I love this authentic dal recipe, I read your introduction where you mentioned citrus molasses which is difficult to get here. I know you recommended lemon juice as a replacement but I have some pomegranate molasses sitting unused in my cupboard do you think this would work just as well?
Hi bill, sorry for my delayed reply. Pomegranate molasses is slightly sweeter so won't give the same result. I would suggest using lemon juice instead of pomegranate molasses for a more authentic taste. If you want to use your unused molasses and looking for some ideas, you can check the recipes for Vegan fesenjan, muhammara, or winter lentil salad on my blog.
Such a beautiful story, whilst I was reading it this reminded me my trip to Vrindavan, India which was almost 10 years back. I saw many MAIs in white saris with shaved head. My mum told me all about their struggles and why they were there. Whole Masoor ki dal favourite in our home too, nothing beats a bowl of masoor dal, rice and fresh salad on the side.

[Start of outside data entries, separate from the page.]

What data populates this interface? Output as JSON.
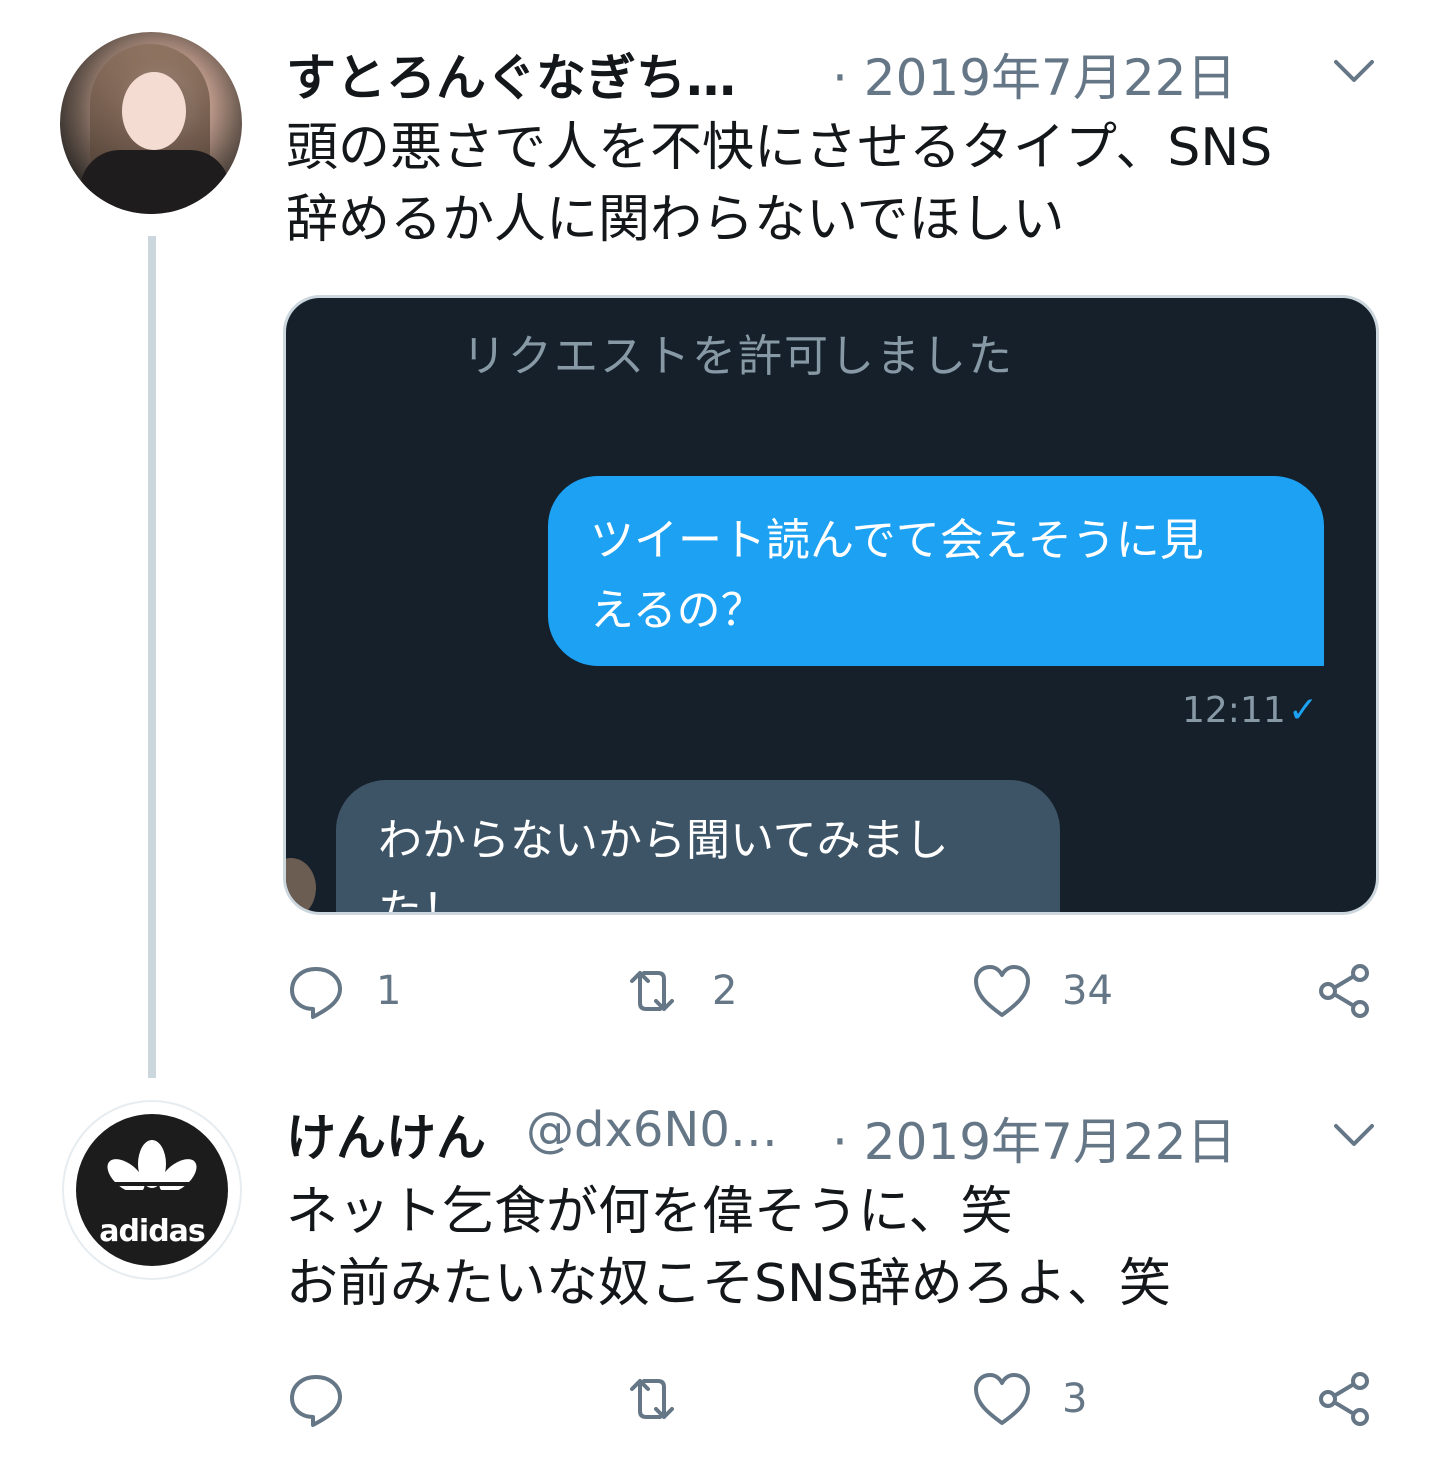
{
  "tweets": [
    {
      "name": "すとろんぐなぎち…",
      "handle": "",
      "date": "· 2019年7月22日",
      "text_lines": [
        "頭の悪さで人を不快にさせるタイプ、SNS",
        "辞めるか人に関わらないでほしい"
      ],
      "media": {
        "request_text": "リクエストを許可しました",
        "outgoing_lines": [
          "ツイート読んでて会えそうに見",
          "えるの？"
        ],
        "outgoing_time": "12:11",
        "outgoing_check": "✓",
        "incoming_lines": [
          "わからないから聞いてみまし",
          "た！"
        ]
      },
      "actions": {
        "reply_count": "1",
        "retweet_count": "2",
        "like_count": "34"
      }
    },
    {
      "name": "けんけん",
      "handle": "@dx6N0…",
      "date": "· 2019年7月22日",
      "text_lines": [
        "ネット乞食が何を偉そうに、笑",
        "お前みたいな奴こそSNS辞めろよ、笑"
      ],
      "avatar_logo_text": "adidas",
      "actions": {
        "reply_count": "",
        "retweet_count": "",
        "like_count": "3"
      }
    }
  ],
  "colors": {
    "accent": "#1da1f2",
    "secondary_text": "#657786",
    "media_bg": "#15202b",
    "incoming_bubble": "#3d5466"
  },
  "icons": [
    "reply-icon",
    "retweet-icon",
    "like-icon",
    "share-icon",
    "chevron-down-icon"
  ]
}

Thank you so much Hayley.
Sabut masoor dal is one of my favorites with steamed rice on busy weeknights, especially because it is one pot and protein rich.
Thank you 🙂
How long does this take to cook in a normal pan?
Hi, Michelle. It will take around 40 -45 minutes if you use a normal pan. To fasten the process, you may soak the lentil in hot water for around one hour before cooking.